Cellular distribution of RNA foci and TDP-43
We also examined the association of RNA foci with depletion of TDP-43 from the nuclei of motor neurons of seven patients with C9ORF72-ALS. Nuclear depletion and cytoplasmic mislocalisation of TDP-43 form the pathological hallmark of most subtypes of ALS, including C9ORF72-mediated disease . We have previously shown that the proportion of sense RNA foci+ motor neurons with and without nuclear TDP-43 is approximately equivalent (χ
2, p = 0.75) . As a direct comparison with this study, approximately fifty motor neurons were examined in FFPE sections from seven C9ORF72-ALS cases (Supplementary Table 5). Unlike sense RNA foci, the presence of antisense foci was significantly associated with nuclear loss of TDP-43. Seventy-seven percent of antisense foci+ motor neurons displayed loss of nuclear TDP-43 compared to 13 % of motor neurons without observable antisense foci (χ

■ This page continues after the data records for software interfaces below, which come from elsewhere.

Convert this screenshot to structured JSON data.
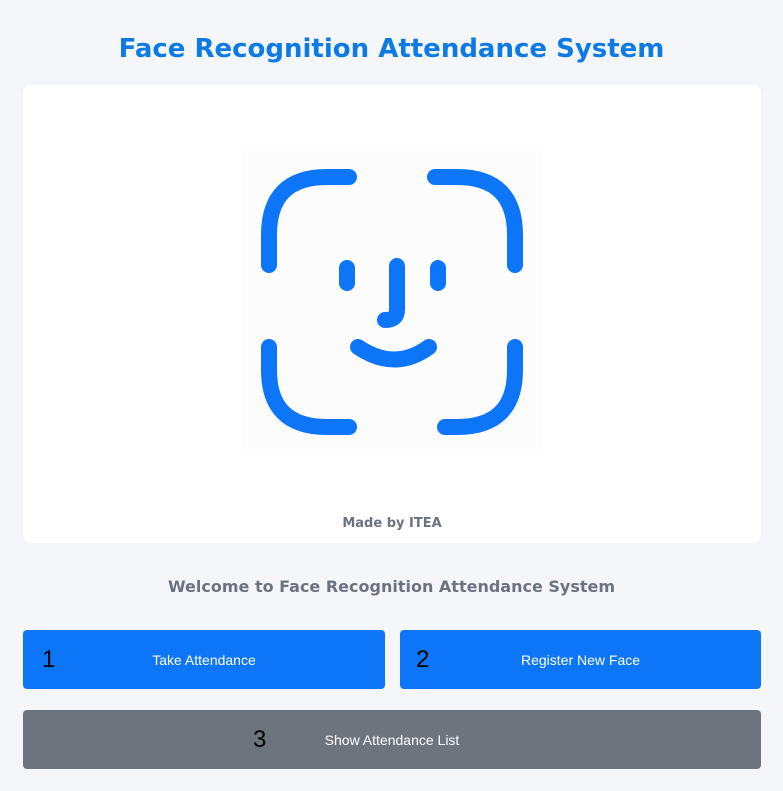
{
  "header": {
    "title": "Face Recognition Attendance System"
  },
  "card": {
    "logo_icon": "face-id-icon",
    "made_by": "Made by ITEA"
  },
  "welcome_text": "Welcome to Face Recognition Attendance System",
  "buttons": {
    "take_attendance": {
      "number": "1",
      "label": "Take Attendance"
    },
    "register_face": {
      "number": "2",
      "label": "Register New Face"
    },
    "show_list": {
      "number": "3",
      "label": "Show Attendance List"
    }
  },
  "colors": {
    "accent": "#0d7ae6",
    "primary_button": "#0d75f7",
    "secondary_button": "#6c757d",
    "muted_text": "#6b7380",
    "background": "#f4f6f9"
  }
}
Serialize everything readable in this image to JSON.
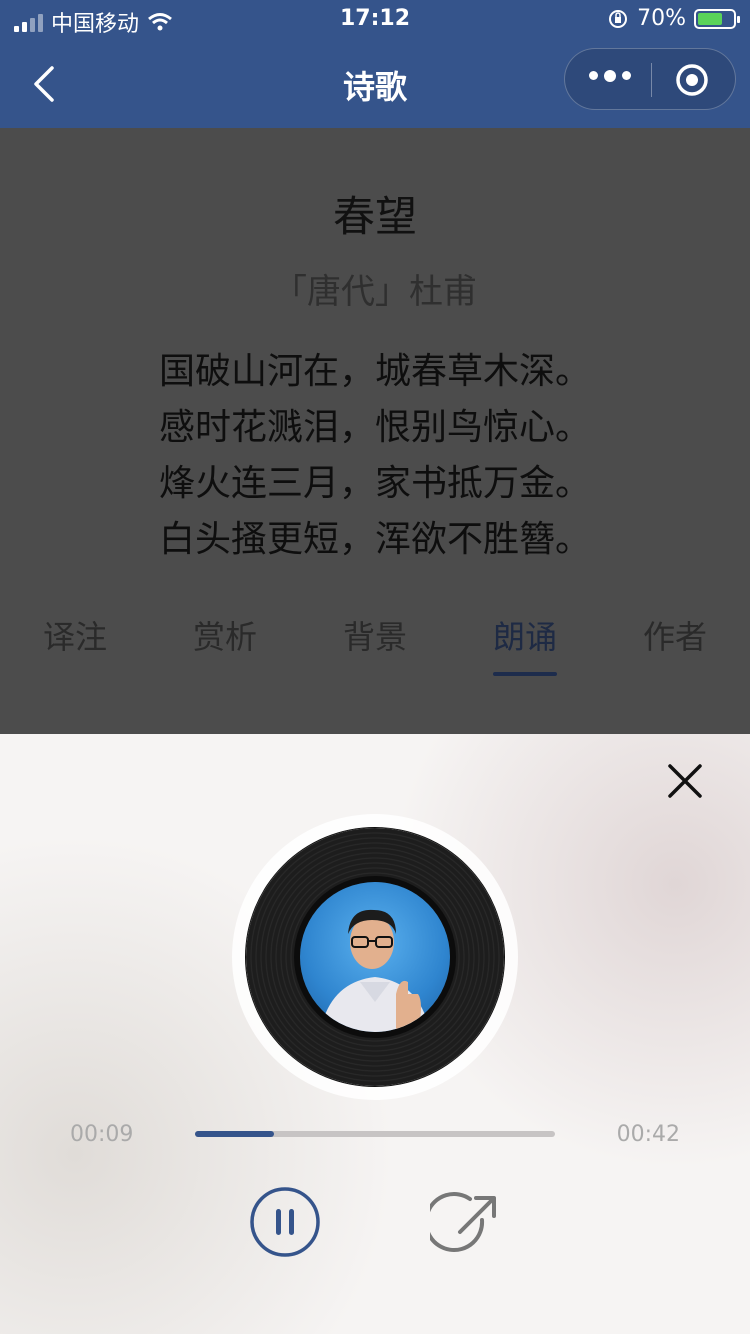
{
  "status": {
    "carrier": "中国移动",
    "time": "17:12",
    "battery": "70%",
    "battery_level": 0.7
  },
  "nav": {
    "title": "诗歌"
  },
  "poem": {
    "title": "春望",
    "author": "「唐代」杜甫",
    "lines": [
      "国破山河在，城春草木深。",
      "感时花溅泪，恨别鸟惊心。",
      "烽火连三月，家书抵万金。",
      "白头搔更短，浑欲不胜簪。"
    ]
  },
  "tabs": [
    "译注",
    "赏析",
    "背景",
    "朗诵",
    "作者"
  ],
  "active_tab": "朗诵",
  "player": {
    "current_time": "00:09",
    "total_time": "00:42",
    "progress": 0.22
  },
  "colors": {
    "nav": "#35548b",
    "accent": "#35548b"
  }
}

2, p < 0.00001) (e.g. Fig. 5). A similar experiment in hippocampal CA4 subfield neurons did not reveal a significant correlation between the presence of antisense foci and nuclear loss of TDP-43, indeed no CA4 subfield neurons exhibited complete nuclear clearance of TDP-43 (data not shown).